*EXERCISE DESCRIPTION*.
Your output should be each line from the material below that has the word "mine".

*DATA FOR THIS TASK*.
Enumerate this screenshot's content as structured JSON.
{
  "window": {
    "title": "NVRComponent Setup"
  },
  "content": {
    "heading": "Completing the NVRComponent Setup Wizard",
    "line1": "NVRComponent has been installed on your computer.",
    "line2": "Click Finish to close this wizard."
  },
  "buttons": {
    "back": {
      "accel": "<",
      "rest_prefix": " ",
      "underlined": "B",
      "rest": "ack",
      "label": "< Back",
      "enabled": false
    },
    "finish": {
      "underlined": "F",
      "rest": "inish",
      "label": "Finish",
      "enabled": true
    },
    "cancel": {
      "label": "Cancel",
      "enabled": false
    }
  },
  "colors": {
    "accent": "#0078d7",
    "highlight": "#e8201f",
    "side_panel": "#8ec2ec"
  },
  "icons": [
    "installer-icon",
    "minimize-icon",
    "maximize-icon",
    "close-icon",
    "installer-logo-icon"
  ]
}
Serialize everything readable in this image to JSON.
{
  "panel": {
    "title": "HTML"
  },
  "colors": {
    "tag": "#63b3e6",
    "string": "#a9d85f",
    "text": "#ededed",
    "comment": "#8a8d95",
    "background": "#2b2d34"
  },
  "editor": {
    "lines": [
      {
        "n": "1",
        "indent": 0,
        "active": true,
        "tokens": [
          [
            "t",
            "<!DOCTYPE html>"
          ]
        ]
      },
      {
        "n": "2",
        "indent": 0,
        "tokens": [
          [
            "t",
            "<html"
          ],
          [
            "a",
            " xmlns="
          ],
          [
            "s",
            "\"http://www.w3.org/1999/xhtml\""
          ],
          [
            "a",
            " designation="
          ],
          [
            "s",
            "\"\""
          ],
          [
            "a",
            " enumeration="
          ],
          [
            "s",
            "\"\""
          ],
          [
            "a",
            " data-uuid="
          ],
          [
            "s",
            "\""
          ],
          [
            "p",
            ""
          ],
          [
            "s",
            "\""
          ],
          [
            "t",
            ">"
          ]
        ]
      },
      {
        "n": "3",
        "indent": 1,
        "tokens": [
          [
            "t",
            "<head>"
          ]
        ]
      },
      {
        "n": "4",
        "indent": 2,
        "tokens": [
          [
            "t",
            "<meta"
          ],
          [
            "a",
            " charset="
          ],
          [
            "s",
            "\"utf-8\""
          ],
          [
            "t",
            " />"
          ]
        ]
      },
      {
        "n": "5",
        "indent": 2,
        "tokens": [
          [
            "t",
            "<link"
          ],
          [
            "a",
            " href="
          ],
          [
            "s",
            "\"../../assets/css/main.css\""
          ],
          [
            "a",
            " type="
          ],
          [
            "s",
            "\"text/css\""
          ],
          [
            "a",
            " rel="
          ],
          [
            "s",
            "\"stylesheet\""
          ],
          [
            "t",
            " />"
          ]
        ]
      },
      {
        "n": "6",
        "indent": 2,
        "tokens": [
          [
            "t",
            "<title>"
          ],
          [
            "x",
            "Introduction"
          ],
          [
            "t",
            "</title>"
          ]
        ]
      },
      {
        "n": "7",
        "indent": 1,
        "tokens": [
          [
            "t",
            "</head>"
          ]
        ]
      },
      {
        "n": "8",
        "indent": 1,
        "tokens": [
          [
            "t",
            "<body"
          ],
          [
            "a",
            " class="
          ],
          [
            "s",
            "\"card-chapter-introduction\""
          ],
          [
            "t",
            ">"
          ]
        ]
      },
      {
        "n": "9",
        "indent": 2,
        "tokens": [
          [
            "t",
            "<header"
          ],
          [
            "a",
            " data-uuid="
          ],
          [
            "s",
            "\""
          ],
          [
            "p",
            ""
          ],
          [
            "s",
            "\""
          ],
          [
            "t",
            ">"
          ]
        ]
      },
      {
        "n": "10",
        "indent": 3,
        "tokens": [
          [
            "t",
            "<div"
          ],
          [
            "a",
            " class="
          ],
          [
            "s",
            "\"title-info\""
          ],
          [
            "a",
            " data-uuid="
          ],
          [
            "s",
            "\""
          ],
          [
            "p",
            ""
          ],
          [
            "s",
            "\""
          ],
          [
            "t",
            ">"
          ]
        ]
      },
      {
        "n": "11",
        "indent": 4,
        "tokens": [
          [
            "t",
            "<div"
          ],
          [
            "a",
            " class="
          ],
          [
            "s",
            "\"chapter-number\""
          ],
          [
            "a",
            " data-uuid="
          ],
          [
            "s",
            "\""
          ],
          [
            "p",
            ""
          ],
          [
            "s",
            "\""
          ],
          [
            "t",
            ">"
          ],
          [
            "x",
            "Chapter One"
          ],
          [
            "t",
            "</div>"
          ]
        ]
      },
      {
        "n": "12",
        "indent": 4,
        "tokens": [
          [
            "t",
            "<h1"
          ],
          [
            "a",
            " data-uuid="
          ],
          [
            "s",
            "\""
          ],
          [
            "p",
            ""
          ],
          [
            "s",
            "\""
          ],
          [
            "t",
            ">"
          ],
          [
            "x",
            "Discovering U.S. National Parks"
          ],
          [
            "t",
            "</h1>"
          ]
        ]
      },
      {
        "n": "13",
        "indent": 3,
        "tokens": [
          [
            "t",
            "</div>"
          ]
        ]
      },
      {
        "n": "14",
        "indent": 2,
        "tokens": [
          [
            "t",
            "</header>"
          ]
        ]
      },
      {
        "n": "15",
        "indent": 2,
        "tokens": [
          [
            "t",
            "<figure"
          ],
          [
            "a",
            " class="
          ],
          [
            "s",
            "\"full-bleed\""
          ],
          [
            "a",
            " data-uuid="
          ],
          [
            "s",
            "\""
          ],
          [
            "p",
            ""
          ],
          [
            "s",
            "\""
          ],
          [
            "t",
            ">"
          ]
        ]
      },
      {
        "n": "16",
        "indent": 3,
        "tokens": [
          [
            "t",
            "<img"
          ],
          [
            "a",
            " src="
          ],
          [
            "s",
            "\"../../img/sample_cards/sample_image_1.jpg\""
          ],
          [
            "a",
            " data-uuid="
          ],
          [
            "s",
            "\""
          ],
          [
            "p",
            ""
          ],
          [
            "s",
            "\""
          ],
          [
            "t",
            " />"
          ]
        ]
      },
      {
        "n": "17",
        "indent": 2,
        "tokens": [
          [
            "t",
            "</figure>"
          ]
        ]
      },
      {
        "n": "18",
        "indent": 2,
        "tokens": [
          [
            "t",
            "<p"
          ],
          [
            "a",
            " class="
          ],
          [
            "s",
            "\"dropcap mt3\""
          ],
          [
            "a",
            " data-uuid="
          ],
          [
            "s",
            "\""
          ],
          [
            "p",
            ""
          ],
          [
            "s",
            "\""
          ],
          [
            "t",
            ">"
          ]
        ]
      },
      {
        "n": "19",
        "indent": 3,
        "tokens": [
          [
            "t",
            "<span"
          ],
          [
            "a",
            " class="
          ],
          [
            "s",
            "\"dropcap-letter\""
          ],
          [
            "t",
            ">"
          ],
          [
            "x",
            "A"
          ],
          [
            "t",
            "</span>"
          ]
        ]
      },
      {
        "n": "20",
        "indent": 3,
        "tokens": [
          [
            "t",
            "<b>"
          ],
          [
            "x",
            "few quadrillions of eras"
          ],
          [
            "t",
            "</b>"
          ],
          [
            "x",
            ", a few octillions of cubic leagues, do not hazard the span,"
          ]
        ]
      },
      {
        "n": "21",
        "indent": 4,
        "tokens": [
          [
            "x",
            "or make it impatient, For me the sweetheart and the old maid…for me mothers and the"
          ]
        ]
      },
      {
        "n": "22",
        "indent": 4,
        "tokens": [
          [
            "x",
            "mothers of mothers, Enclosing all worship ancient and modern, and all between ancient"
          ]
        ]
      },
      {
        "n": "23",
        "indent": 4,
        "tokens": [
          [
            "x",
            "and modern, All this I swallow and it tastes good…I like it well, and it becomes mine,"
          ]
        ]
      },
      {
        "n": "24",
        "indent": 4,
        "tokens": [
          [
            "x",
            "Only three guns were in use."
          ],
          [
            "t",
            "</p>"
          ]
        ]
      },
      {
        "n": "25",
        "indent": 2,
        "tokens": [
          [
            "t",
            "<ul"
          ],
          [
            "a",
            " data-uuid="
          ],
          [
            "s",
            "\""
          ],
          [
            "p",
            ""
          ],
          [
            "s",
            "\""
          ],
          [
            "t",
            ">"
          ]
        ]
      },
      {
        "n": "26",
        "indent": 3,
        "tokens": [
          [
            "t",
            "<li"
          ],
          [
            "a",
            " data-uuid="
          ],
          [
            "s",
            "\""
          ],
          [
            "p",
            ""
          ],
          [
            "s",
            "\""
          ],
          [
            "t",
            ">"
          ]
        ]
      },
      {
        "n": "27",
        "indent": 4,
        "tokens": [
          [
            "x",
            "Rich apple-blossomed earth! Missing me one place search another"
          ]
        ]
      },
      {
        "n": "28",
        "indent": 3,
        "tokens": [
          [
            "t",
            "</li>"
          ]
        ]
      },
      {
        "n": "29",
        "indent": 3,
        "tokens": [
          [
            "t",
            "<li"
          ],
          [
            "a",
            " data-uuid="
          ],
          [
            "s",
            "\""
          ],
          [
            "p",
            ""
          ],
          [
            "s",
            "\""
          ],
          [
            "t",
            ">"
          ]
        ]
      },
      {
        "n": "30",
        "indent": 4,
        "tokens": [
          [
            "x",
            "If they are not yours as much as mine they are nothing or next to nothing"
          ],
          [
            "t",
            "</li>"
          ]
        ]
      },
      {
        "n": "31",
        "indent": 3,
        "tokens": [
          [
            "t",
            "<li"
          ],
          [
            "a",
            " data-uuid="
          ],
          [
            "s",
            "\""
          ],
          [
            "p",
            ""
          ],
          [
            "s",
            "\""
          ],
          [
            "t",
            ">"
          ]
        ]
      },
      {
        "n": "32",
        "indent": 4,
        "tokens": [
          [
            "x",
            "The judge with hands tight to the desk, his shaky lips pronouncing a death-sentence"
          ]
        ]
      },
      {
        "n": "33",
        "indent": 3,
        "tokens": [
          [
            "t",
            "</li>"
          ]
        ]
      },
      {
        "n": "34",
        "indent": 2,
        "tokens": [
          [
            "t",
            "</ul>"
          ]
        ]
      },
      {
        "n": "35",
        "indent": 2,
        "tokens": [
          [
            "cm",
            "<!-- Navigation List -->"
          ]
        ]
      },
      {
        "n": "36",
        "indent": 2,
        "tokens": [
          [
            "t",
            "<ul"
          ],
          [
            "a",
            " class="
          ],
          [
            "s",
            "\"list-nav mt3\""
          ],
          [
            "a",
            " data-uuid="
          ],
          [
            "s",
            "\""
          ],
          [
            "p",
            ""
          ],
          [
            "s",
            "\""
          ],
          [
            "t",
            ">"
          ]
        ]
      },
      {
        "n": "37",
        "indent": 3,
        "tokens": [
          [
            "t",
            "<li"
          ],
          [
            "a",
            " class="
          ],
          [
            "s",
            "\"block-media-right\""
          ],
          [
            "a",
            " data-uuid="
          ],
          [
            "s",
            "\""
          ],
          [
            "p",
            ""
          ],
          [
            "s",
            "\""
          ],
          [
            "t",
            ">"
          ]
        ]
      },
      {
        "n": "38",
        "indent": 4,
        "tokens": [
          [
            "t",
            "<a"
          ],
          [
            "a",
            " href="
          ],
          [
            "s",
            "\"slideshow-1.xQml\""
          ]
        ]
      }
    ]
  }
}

*SOLVED EXERCISE*.
            "and modern, All this I swallow and it tastes good…I like it well, and it becomes mine,"
            "If they are not yours as much as mine they are nothing or next to nothing"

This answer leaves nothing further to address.